Material supplied:
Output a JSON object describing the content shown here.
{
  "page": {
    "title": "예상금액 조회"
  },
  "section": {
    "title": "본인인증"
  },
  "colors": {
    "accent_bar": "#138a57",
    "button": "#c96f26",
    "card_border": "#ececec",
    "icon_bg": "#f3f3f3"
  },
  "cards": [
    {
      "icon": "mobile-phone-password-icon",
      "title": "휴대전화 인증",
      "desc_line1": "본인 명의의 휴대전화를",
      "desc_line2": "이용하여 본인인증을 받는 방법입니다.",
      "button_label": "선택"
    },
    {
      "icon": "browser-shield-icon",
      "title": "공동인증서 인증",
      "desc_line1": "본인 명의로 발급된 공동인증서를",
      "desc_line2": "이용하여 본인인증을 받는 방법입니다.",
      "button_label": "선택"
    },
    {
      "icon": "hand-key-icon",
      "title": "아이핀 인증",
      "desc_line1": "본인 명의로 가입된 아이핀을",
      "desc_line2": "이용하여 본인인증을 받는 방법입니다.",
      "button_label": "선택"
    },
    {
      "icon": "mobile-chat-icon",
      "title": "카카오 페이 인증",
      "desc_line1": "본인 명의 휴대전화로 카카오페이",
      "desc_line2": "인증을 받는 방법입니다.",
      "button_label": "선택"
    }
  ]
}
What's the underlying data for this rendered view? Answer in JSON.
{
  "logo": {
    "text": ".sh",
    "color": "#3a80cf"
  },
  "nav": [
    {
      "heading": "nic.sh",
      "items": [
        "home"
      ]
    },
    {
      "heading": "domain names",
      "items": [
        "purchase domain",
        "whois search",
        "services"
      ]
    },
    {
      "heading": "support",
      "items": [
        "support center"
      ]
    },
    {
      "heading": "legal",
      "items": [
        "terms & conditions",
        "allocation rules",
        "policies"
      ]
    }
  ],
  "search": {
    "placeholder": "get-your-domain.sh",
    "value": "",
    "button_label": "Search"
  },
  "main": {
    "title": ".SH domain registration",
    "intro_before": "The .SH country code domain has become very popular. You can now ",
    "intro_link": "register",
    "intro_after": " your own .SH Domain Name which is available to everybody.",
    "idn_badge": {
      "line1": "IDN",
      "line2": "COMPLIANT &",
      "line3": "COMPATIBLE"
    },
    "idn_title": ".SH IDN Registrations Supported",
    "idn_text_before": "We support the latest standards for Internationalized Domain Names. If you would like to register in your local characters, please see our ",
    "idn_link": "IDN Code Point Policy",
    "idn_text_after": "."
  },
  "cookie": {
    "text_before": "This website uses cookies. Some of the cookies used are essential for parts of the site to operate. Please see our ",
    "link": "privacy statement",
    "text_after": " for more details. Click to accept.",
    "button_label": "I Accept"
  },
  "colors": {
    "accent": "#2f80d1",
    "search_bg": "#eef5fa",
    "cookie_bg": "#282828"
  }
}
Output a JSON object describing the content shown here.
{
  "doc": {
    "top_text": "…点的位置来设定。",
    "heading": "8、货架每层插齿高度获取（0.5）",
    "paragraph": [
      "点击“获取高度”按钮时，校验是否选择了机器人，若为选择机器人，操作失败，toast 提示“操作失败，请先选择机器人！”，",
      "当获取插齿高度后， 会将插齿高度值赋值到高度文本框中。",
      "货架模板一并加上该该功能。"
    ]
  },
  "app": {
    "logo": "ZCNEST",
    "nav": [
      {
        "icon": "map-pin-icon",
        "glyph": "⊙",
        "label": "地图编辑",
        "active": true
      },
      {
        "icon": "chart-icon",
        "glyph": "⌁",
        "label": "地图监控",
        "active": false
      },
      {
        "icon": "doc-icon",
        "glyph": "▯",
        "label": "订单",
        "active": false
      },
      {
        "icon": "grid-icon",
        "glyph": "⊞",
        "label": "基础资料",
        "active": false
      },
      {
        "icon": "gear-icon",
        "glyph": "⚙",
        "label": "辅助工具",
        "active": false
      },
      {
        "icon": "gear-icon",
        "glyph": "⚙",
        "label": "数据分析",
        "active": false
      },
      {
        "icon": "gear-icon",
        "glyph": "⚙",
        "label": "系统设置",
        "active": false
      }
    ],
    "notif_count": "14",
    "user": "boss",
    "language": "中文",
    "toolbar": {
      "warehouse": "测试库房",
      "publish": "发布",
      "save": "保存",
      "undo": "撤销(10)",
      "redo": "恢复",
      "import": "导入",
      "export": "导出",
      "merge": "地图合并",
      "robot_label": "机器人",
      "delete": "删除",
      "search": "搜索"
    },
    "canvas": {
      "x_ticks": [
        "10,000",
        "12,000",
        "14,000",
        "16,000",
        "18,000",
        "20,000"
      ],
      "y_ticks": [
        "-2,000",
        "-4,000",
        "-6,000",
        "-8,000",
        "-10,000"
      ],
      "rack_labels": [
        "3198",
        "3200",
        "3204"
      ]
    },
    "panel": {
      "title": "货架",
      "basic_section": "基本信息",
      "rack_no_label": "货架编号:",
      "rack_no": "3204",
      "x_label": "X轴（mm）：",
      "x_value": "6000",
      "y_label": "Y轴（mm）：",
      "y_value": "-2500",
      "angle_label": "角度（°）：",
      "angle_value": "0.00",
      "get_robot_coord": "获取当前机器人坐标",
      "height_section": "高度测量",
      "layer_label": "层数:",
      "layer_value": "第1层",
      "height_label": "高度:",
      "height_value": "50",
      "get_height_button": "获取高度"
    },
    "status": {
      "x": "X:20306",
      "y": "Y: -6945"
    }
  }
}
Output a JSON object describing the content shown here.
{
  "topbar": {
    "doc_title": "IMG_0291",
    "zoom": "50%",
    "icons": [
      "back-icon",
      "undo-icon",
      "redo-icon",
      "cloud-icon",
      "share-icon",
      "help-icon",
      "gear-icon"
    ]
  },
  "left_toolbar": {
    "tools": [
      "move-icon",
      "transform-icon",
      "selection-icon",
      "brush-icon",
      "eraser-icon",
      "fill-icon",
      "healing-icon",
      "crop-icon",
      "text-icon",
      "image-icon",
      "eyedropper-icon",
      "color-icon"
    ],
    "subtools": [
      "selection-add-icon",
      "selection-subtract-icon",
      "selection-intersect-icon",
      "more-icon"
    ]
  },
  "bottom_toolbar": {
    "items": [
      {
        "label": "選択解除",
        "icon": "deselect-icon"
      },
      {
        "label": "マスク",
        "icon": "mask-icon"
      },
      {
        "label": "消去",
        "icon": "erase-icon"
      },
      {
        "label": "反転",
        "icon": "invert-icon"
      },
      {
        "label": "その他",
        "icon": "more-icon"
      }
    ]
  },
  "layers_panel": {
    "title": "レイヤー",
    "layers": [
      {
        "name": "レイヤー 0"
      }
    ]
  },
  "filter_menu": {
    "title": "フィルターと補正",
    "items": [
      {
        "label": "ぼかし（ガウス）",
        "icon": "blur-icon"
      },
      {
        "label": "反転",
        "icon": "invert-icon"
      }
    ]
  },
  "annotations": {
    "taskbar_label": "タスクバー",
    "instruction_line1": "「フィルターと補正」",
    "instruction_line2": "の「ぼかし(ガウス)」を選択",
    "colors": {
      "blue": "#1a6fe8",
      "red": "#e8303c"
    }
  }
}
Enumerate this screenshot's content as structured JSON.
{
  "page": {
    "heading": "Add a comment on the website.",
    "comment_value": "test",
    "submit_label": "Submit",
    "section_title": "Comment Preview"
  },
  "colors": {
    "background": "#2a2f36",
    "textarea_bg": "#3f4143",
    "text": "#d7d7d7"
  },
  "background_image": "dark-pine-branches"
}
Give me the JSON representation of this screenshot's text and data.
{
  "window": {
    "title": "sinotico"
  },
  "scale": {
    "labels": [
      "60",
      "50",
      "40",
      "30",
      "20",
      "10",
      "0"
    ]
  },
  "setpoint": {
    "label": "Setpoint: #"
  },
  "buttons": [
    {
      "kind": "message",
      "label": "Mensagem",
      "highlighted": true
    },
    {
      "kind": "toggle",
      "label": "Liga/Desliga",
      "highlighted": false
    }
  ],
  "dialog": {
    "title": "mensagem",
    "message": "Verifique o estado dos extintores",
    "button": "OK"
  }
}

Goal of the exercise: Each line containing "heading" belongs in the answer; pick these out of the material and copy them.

Response area:
      "heading": "nic.sh",
      "heading": "domain names",
      "heading": "support",
      "heading": "legal",
    "heading": "8、货架每层插齿高度获取（0.5）",
    "heading": "Add a comment on the website.",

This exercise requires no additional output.